Researchers continue to test new models for what is now being referred to as HIV remission or a functional cure (keeping viral load suppressed without antiretroviral medications). A combination of a vaccine and an immune stimulant recently showed promise when tested in monkeys. This combination is designed to awaken the dormant or hidden HIV then attack it with the vaccine-induced immune response. For more information on functional cure strategies, see our fact sheet on Finding a Cure for HIV.
Yes. Despite setbacks, the search for an HIV vaccine has not ended. The disappointing STEP study results and the controversy over the results of the Thai study caused a lot of debate among researchers and advocates about what to do next. However, research is still moving forward. The focus is on answering basic scientific questions that can help guide vaccine development, while continuing to learn valuable information from previous studies and mapping out future ones.
A number of potential vaccines remain in development and evidence from different studies suggests that an effective HIV vaccine is still possible. In fact, scientists continue to discover new potential ways to stop HIV, including the finding of a vaccine that triggers the body to produce broadly neutralizing antibodies to HIV. Broadly neutralizing antibodies are antibodies that are effective at neutralizing several strains of HIV. Because HIV mutates, or changes, so quickly, it is important for a potential vaccine to trigger an immune response against several strains of HIV.
Scientists have discovered ways to make some of these broadly neutralizing antibodies in the lab.

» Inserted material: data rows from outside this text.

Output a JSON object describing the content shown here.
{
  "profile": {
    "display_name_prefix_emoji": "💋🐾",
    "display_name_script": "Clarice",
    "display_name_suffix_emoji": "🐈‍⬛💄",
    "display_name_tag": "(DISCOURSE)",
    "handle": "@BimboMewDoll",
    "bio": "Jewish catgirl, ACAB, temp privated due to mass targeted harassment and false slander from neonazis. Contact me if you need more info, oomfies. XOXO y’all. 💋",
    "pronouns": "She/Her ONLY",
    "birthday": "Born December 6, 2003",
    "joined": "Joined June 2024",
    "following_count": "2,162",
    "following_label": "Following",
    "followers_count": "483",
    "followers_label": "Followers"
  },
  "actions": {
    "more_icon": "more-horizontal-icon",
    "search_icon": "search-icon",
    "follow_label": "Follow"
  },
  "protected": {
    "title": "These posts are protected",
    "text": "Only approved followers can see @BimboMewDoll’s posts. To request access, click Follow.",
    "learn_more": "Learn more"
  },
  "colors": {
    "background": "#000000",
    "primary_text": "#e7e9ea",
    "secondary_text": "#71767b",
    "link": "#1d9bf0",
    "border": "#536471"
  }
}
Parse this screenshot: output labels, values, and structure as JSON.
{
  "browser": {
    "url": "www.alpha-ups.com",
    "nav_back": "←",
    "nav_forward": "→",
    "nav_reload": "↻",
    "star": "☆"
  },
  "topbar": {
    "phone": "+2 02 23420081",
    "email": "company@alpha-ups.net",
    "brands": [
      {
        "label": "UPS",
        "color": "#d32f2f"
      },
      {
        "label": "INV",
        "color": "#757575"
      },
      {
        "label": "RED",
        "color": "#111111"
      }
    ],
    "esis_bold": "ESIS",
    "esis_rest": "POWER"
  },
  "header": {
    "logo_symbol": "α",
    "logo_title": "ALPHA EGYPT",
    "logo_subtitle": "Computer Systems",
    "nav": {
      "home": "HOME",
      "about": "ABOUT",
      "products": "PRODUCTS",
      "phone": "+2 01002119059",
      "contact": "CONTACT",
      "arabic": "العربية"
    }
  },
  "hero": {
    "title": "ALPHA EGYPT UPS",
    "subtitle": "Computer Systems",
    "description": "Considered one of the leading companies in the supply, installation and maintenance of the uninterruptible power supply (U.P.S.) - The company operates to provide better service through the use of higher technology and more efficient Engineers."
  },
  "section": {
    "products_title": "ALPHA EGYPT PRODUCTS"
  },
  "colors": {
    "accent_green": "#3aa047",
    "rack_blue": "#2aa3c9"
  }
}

These pre-made antibodies can then be given to people directly in a process known as 'passive immunization' (active immunization refers to the natural process in which your body's immune system makes antibodies itself). Recent research in monkeys has shown that broadly neutralizing antibodies have the potential to protect against infection and to reduce the amount of HIV in the body of those already living with HIV.
The honest answer is that we do not know. It takes several years to study whether a potential vaccine is safe and effective. This first-generation vaccine is not likely to provide complete protection against HIV.
Although this sounds discouraging, it is important to remember that vaccine research takes a long time. It has taken decades, with more setbacks than advances, to discover other vaccines. Because effective vaccines have ended many epidemics in modern times, it is important to keep moving ahead with HIV vaccine research.
Yes. Vaccine trials provide a lot of information to people who are thinking about volunteering to be in the study and to people who decide to join the study. One of the key messages is that there is no way of knowing whether the vaccine is effective before the study ends. That makes it important for everyone who joins to continue protecting themselves by enjoying safer sex and using clean injecting equipment.
This message is repeated to participants every time they come for a study visit. By educating people in the study, it is possible that the research study reduces the participants' risk for getting HIV. All studies also provide free male condoms and counsel participants about other methods like the female condom or safe injection practices.
Until there is an effective HIV vaccine, the best way to protect yourself and your loved ones from HIV is by taking HIV drugs if appropriate, practicing safer sex and not sharing drug injection equipment.
[Note from TheBody: This article was created by The Well Project, who last updated it on Apr. 29, 2018. We have cross-posted it with their permission.]